▸ YOUR ASSIGNMENT
In the listing that follows, copy out each line that includes the word "label".

=======

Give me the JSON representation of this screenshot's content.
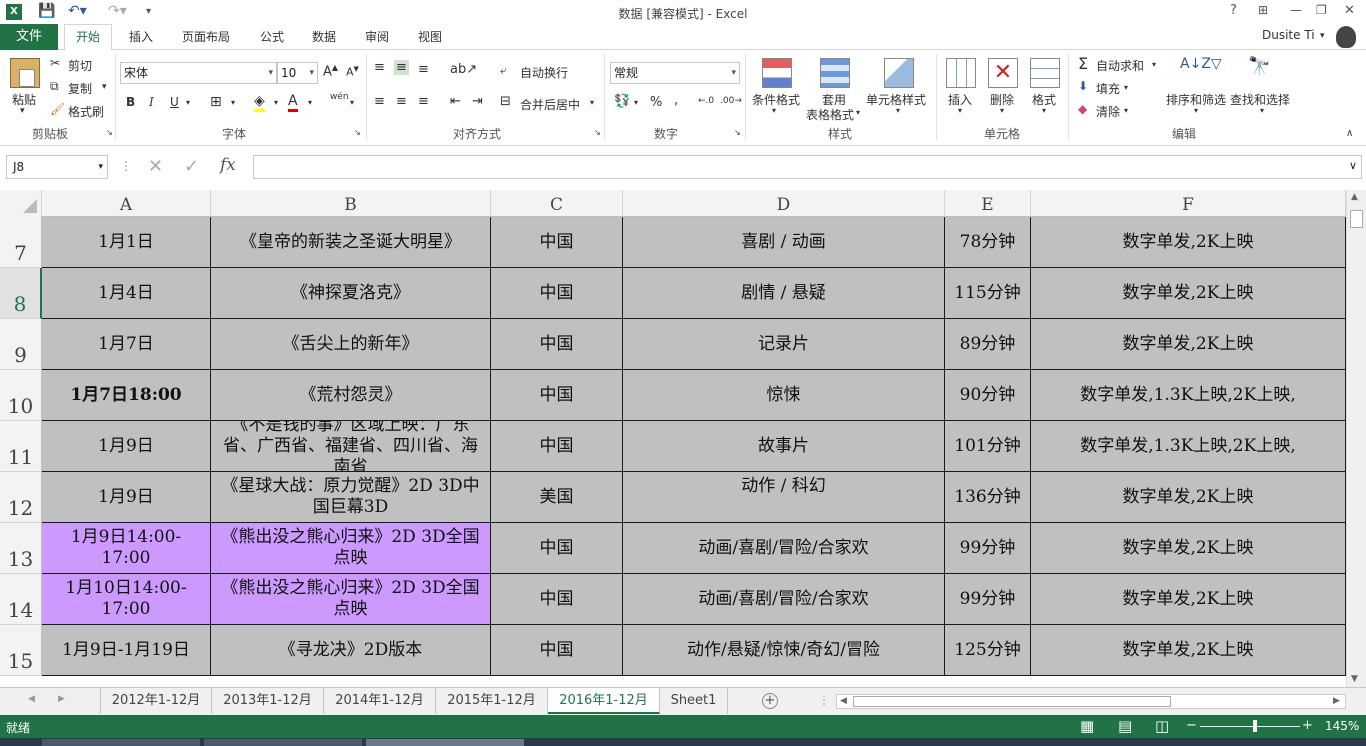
{
  "window": {
    "title": "数据  [兼容模式] - Excel",
    "controls": [
      "?",
      "⊞",
      "—",
      "❐",
      "✕"
    ]
  },
  "ribbon_tabs": [
    "文件",
    "开始",
    "插入",
    "页面布局",
    "公式",
    "数据",
    "审阅",
    "视图"
  ],
  "user": "Dusite Ti",
  "clipboard": {
    "paste": "粘贴",
    "cut": "剪切",
    "copy": "复制",
    "format_painter": "格式刷",
    "label": "剪贴板"
  },
  "font": {
    "name": "宋体",
    "size": "10",
    "label": "字体",
    "wen": "wén"
  },
  "alignment": {
    "wrap": "自动换行",
    "merge": "合并后居中",
    "label": "对齐方式"
  },
  "number": {
    "format": "常规",
    "label": "数字"
  },
  "styles": {
    "cond": "条件格式",
    "table1": "套用",
    "table2": "表格格式",
    "cell": "单元格样式",
    "label": "样式"
  },
  "cells": {
    "insert": "插入",
    "delete": "删除",
    "format": "格式",
    "label": "单元格"
  },
  "editing": {
    "autosum": "自动求和",
    "fill": "填充",
    "clear": "清除",
    "sort": "排序和筛选",
    "find": "查找和选择",
    "label": "编辑"
  },
  "namebox": "J8",
  "fx": "fx",
  "columns": [
    "A",
    "B",
    "C",
    "D",
    "E",
    "F"
  ],
  "rows": [
    {
      "num": "7",
      "a": "1月1日",
      "b": "《皇帝的新装之圣诞大明星》",
      "c": "中国",
      "d": "喜剧 / 动画",
      "e": "78分钟",
      "f": "数字单发,2K上映"
    },
    {
      "num": "8",
      "a": "1月4日",
      "b": "《神探夏洛克》",
      "c": "中国",
      "d": "剧情 / 悬疑",
      "e": "115分钟",
      "f": "数字单发,2K上映"
    },
    {
      "num": "9",
      "a": "1月7日",
      "b": "《舌尖上的新年》",
      "c": "中国",
      "d": "记录片",
      "e": "89分钟",
      "f": "数字单发,2K上映"
    },
    {
      "num": "10",
      "a": "1月7日18:00",
      "b": "《荒村怨灵》",
      "c": "中国",
      "d": "惊悚",
      "e": "90分钟",
      "f": "数字单发,1.3K上映,2K上映,"
    },
    {
      "num": "11",
      "a": "1月9日",
      "b": "《不是钱的事》区域上映：广东省、广西省、福建省、四川省、海南省",
      "c": "中国",
      "d": "故事片",
      "e": "101分钟",
      "f": "数字单发,1.3K上映,2K上映,"
    },
    {
      "num": "12",
      "a": "1月9日",
      "b": "《星球大战：原力觉醒》2D 3D中国巨幕3D",
      "c": "美国",
      "d": "动作 / 科幻",
      "e": "136分钟",
      "f": "数字单发,2K上映"
    },
    {
      "num": "13",
      "a": "1月9日14:00-17:00",
      "b": "《熊出没之熊心归来》2D 3D全国点映",
      "c": "中国",
      "d": "动画/喜剧/冒险/合家欢",
      "e": "99分钟",
      "f": "数字单发,2K上映"
    },
    {
      "num": "14",
      "a": "1月10日14:00-17:00",
      "b": "《熊出没之熊心归来》2D 3D全国点映",
      "c": "中国",
      "d": "动画/喜剧/冒险/合家欢",
      "e": "99分钟",
      "f": "数字单发,2K上映"
    },
    {
      "num": "15",
      "a": "1月9日-1月19日",
      "b": "《寻龙决》2D版本",
      "c": "中国",
      "d": "动作/悬疑/惊悚/奇幻/冒险",
      "e": "125分钟",
      "f": "数字单发,2K上映"
    }
  ],
  "sheets": [
    "2012年1-12月",
    "2013年1-12月",
    "2014年1-12月",
    "2015年1-12月",
    "2016年1-12月",
    "Sheet1"
  ],
  "active_sheet": "2016年1-12月",
  "status": {
    "ready": "就绪",
    "zoom": "145%"
  }
}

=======

▸ SOLUTION FOR THIS TASK
    "label": "剪贴板"
    "label": "字体",
    "label": "对齐方式"
    "label": "数字"
    "label": "样式"
    "label": "单元格"
    "label": "编辑"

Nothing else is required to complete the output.